I genuinely fell into this rich and colourful world and Dinah and Leah have stayed with me as ancestors and sisters brought to life by Anita Diamant's imaginative novel. -- Maureen Lipman商品の説明をすべて表示する
Loved the tone of Dina's voice as she told how she witnessed "everything" as a little girl and as she grew up to a full-womanhood.
Very moving and realistic, Anita Diamant has done a great job, using her contemporary American woman's tone of voice but putting all of her heart, love, anger, sadness and everything else that a woman can feel, into Dina's voice, with of course, the sensitiveness of a Jewish woman's pride and spirituality.
Friendly book for those who see Jewish women as some people "a bit detached" or "mysterious" for the way the Jewish communities exist, especially the orthodox. We can see Jewish women are just like any other women in the world, feeling the joy and pain of giving birth and losing loved ones. However, I imagine how the stories would have been different if the bible was written by women! Anita showed how it could have been like with this special book! So colourful, full of sounds, smells, beauty and love... We can see how men and women see things differently, and TELL differently. My life-time favourite book :)
Many thoughtful reviews have already been posted. I will affirm that it was wonderful to read this story, told from the point of view of the women. In those times, women were treated as chattel and the only power they had was that of producing sons. They claimed that power, and it was fascinating. I also liked the portrayal of the community of women and what they brought to the family economy, I hope that part is "true."
I love the historical fiction quality of the book. The alternative perspectives from Biblical literalism is a relief. The alternate perspective on Dinah's "rape" is worthy of contemplation. In today's world, there are "honor killings" that sometimes occur when women have sex outside of marriage, whether it's consensual or rape. We have a modern context for seeing women who don't have self determination, whose marriages are arranged, or consent still only comes with a price. It's not that hard to see the possibility of an alternate reality for Dinah. It certainly makes for a great story. I am fascinated by the tensions and textures created by the encounters with people of differing beliefs, the women practicing the old ways, those who don't, the paganism, those following the God of Abraham, and then the Egyptians. It is interesting to follow how those beliefs color their lives and how they interact with people of differing beliefs. One can also experience that in the reviews here on Amazon!
I do not find the story anti-male or anti-Bible. When one recalls that men had all the power, then tragic use of power is on the men. But other aspects of power appear in the encounters between the shepherd and the king, and Dinah amongst the Egyptians, etc. The tensions of religion and culture and social position within the tribe and beyond are part of the story.
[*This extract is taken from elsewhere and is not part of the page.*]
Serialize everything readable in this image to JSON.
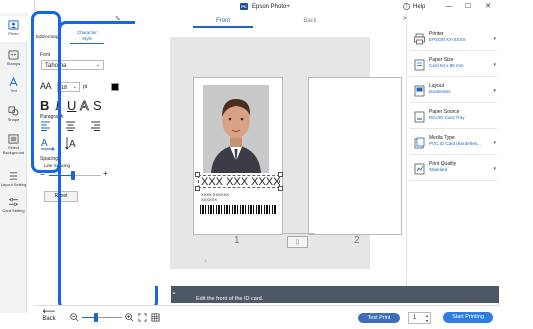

I've tried to write without spoilers. It's a great book. One can be a person of faith without being insulted by a single syllable in this book. Criticisms from 2000 are interesting, but I think that time is on the side of deep appreciation for The Red Tent.
As a feminist, my heart jumped as the story of these great women was finally told -believably, in their imperfections. I hurt for the characters, and painfully thrill that this story could hold many truths, despite its fictions. I don't pretend that this is not a fictional novel, but instead no longer pretend that there is not much unsaid in the Biblical Word. What is between the lines is the story of the world, and with it the story of the women, the slaves, the other -the marginalized. Should I meet Dinah in Heaven one day, I will enjoy splashing my feet in the river bank with her as she tells me all that went on between the lines.
As a reader and a writer, I weigh my multiple strong reactions to this story -both positive and negative as proof that this is a book that must be read - should be prized - whether loved or despised - amongst the best of our time.
I did find it a bit long-winded in places and switched to speed-reading whereas I normally like to "savor" the literature that I read.
I still enjoyed the book and have recommended it to my book club